'Tis true. The 1965 World Series, the first of which to be played in an expansion city, featured the winning pitcher in every game throwing a complete game.
In the kinescope era, there are a handful of pre-1965 World Series games available. Most of these consist of Yankee games. A few games from 1952 and 1955 vs Brooklyn. We discussed before the 1957 series Yankees vs Braves, in which most of Game 3, 4 and 7 are available with snippets of Game 6 as well.
However, 1965 marks the first World Series in which we know that the entire series is available via kinescope recordings. In fact, after 1965, 1968 is the next oldest complete series available. We will discuss that another time.

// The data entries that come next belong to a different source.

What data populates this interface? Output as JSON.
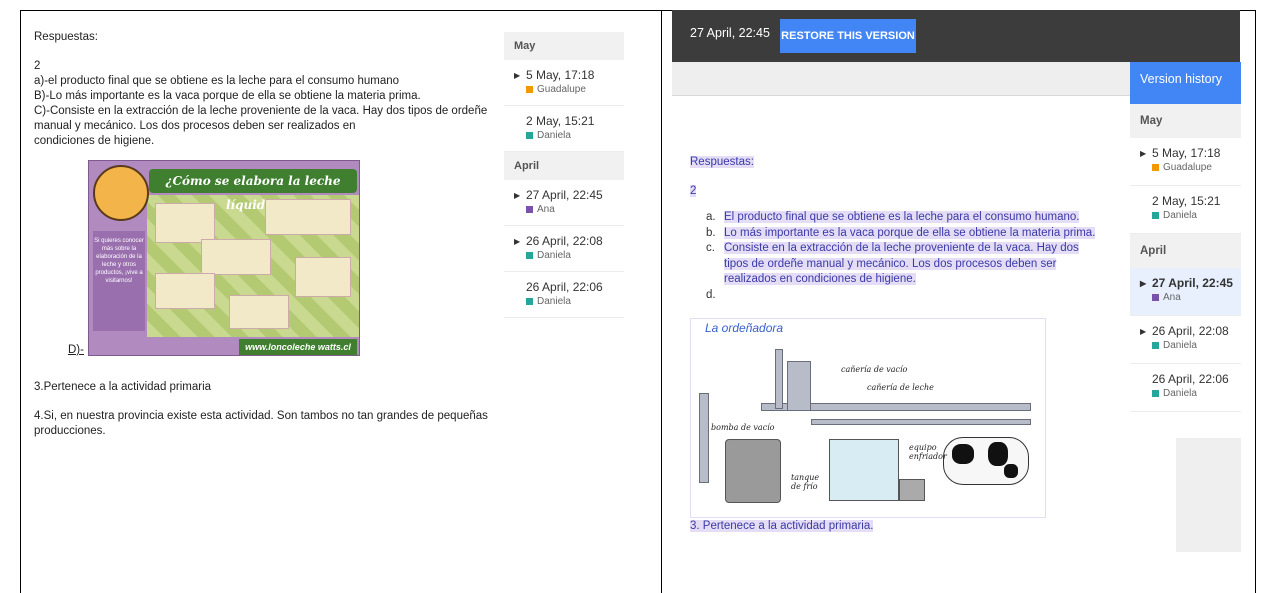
{
  "left": {
    "doc": {
      "heading": "Respuestas:",
      "number": "2",
      "line_a": "a)-el producto final que se obtiene es la leche para el consumo humano",
      "line_b": "B)-Lo más importante es la vaca porque de ella se obtiene la materia prima.",
      "line_c1": "C)-Consiste en la extracción  de la leche proveniente de la vaca. Hay dos tipos de ordeñe",
      "line_c2": "manual y mecánico. Los dos procesos deben ser realizados en",
      "line_c3": " condiciones de higiene.",
      "d_label": "D)-",
      "item3": "3.Pertenece a la actividad primaria",
      "item4": "4.Si, en nuestra provincia existe esta actividad. Son tambos no tan grandes de pequeñas producciones."
    },
    "infographic": {
      "banner": "¿Cómo se elabora la leche líquida?",
      "side_text": "Si quieres conocer más sobre la elaboración de la leche y otros productos, ¡vive a visitarnos!",
      "url": "www.loncoleche watts.cl"
    },
    "versions": {
      "sections": [
        {
          "label": "May",
          "items": [
            {
              "date": "5 May, 17:18",
              "user": "Guadalupe",
              "color": "#f29900",
              "expand": true
            },
            {
              "date": "2 May, 15:21",
              "user": "Daniela",
              "color": "#26a69a",
              "expand": false
            }
          ]
        },
        {
          "label": "April",
          "items": [
            {
              "date": "27 April, 22:45",
              "user": "Ana",
              "color": "#7b52ab",
              "expand": true
            },
            {
              "date": "26 April, 22:08",
              "user": "Daniela",
              "color": "#26a69a",
              "expand": true
            },
            {
              "date": "26 April, 22:06",
              "user": "Daniela",
              "color": "#26a69a",
              "expand": false
            }
          ]
        }
      ]
    }
  },
  "right": {
    "topbar": {
      "date": "27 April, 22:45",
      "restore": "RESTORE THIS VERSION"
    },
    "version_history_title": "Version history",
    "doc": {
      "heading": "Respuestas:",
      "number": "2",
      "items": [
        {
          "mark": "a.",
          "text": "El producto final que se obtiene es la leche para el consumo humano."
        },
        {
          "mark": "b.",
          "text": "Lo más importante es la vaca porque de ella se obtiene la materia prima."
        },
        {
          "mark": "c.",
          "text": "Consiste en la extracción  de la leche proveniente de la vaca. Hay dos tipos de ordeñe manual y mecánico. Los dos procesos deben ser realizados en  condiciones de higiene."
        },
        {
          "mark": "d.",
          "text": ""
        }
      ],
      "item3": "3. Pertenece a la actividad primaria."
    },
    "diagram": {
      "title": "La ordeñadora",
      "labels": {
        "vacuum_pipe": "cañería de vacío",
        "milk_pipe": "cañería de leche",
        "pump": "bomba de vacío",
        "tank": "tanque de frío",
        "cooler": "equipo enfriador"
      }
    },
    "versions": {
      "sections": [
        {
          "label": "May",
          "items": [
            {
              "date": "5 May, 17:18",
              "user": "Guadalupe",
              "color": "#f29900",
              "expand": true
            },
            {
              "date": "2 May, 15:21",
              "user": "Daniela",
              "color": "#26a69a",
              "expand": false
            }
          ]
        },
        {
          "label": "April",
          "items": [
            {
              "date": "27 April, 22:45",
              "user": "Ana",
              "color": "#7b52ab",
              "expand": true,
              "selected": true
            },
            {
              "date": "26 April, 22:08",
              "user": "Daniela",
              "color": "#26a69a",
              "expand": true
            },
            {
              "date": "26 April, 22:06",
              "user": "Daniela",
              "color": "#26a69a",
              "expand": false
            }
          ]
        }
      ]
    }
  }
}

Today, I wanted to just quickly put up some information about the 1965 Series. MLB Network later this month will be broadcasting Game 7 from that series in it's entirety. That is the game that I too, have in my collection. When they show it, I'll post comparison shots to see what my seemingly 5th generation transfer looks like stacked up against what they have in their archives.
Anyways, the 1965 Series is the series in which the fabled story of Koufax refusing to pitch because of a Jewish holiday stems from. For Los Angeles, this turned out to be a blessing in disguise as even though Drysdale was roughed up and Koufax got no run support in Games 1 and 2, it allowed Koufax to come back in Game 7 with Drysdale available in relief. Outside of Bob Gibson, there was no other elite World Series pitcher better than Koufax.

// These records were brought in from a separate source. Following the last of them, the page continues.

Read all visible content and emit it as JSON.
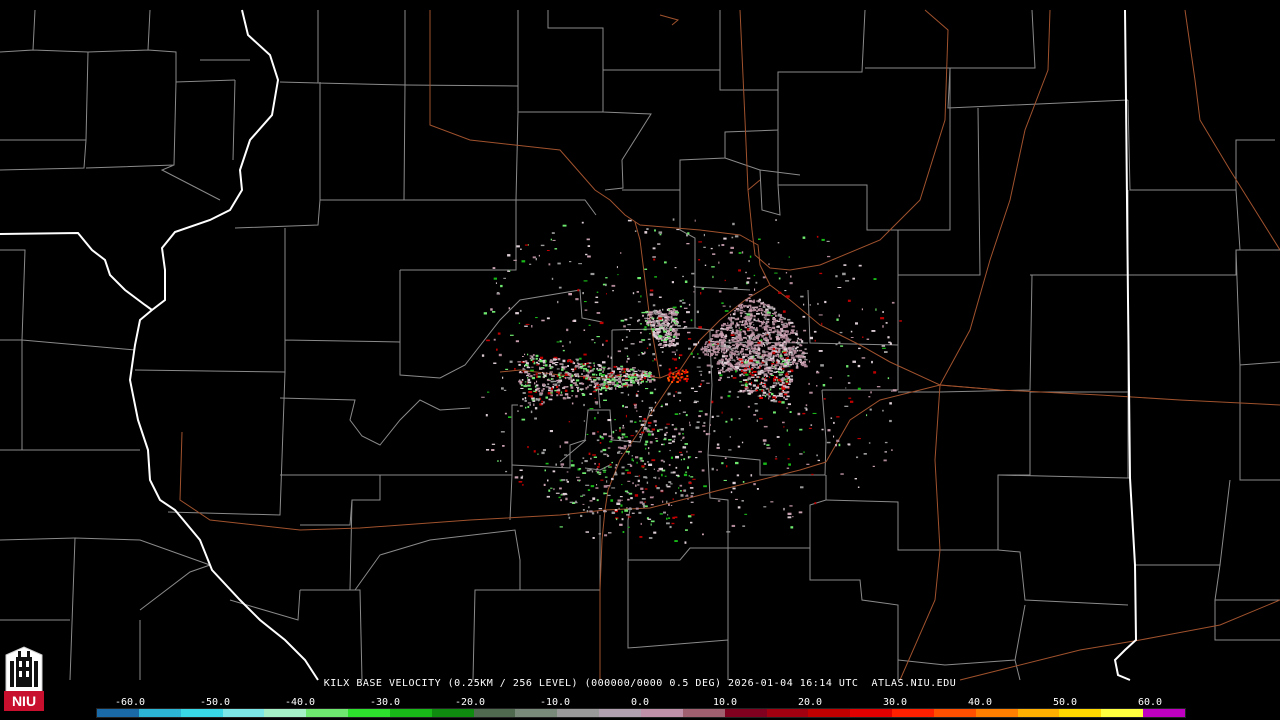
{
  "product": {
    "title": "KILX BASE VELOCITY (0.25KM / 256 LEVEL) (000000/0000 0.5 DEG) 2026-01-04 16:14 UTC  ATLAS.NIU.EDU"
  },
  "logo": {
    "text": "NIU",
    "description_icon": "niu-tower-logo"
  },
  "colors": {
    "background": "#000000",
    "county_lines": "#8a8a8a",
    "state_lines": "#ffffff",
    "highways": "#a0522d"
  },
  "color_scale": {
    "ticks": [
      "-60.0",
      "-50.0",
      "-40.0",
      "-30.0",
      "-20.0",
      "-10.0",
      "0.0",
      "10.0",
      "20.0",
      "30.0",
      "40.0",
      "50.0",
      "60.0"
    ],
    "colors": [
      "#1a6aa8",
      "#2cb5d4",
      "#38d8e6",
      "#7de8e8",
      "#a6f0c8",
      "#6ee86e",
      "#2ee02e",
      "#18b818",
      "#0f8c0f",
      "#506a50",
      "#7a8a7a",
      "#9a9a9a",
      "#b0a0b0",
      "#c090a8",
      "#a06070",
      "#800020",
      "#a00010",
      "#c00000",
      "#e00000",
      "#ff2000",
      "#ff5000",
      "#ff8000",
      "#ffb000",
      "#ffd800",
      "#ffff40",
      "#c000c0"
    ],
    "values": [
      -64,
      64
    ]
  }
}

The game was broadcast on NBC, like every other World Series of the era. Ray Scott and Vin Scully did the broadcasting and Gillette did the sponsoring.
This series featured various camera angles. We were treated to the behind homeplate, behind the pitcher from CF, the pressbox angle and two baseline cameras that provided close up shots of the pitchers and hitters between pitches. NBC also rolled out replay, not just instant but also canned shots from earlier plays in the series.
All screenshots are from Game 7.
Games like these, featuring a popular franchise like the Dodgers should be released officially on DVD. The entire series is available in collector's circles. I have to imagine MLB has them as well. I know they have an aversion to releasing B&W broadcasts as it appears they believe fans have the attention span of a gnat but it's a crime that the general public can't see Drysdale and Koufax pitching in all their glory.
For Twins fans, it must be a blessing to have every World Series game the franchise in Minnesota played recorded for posterity. Of course, as a bitter Cardinals fan, that's not necessarily a good thing.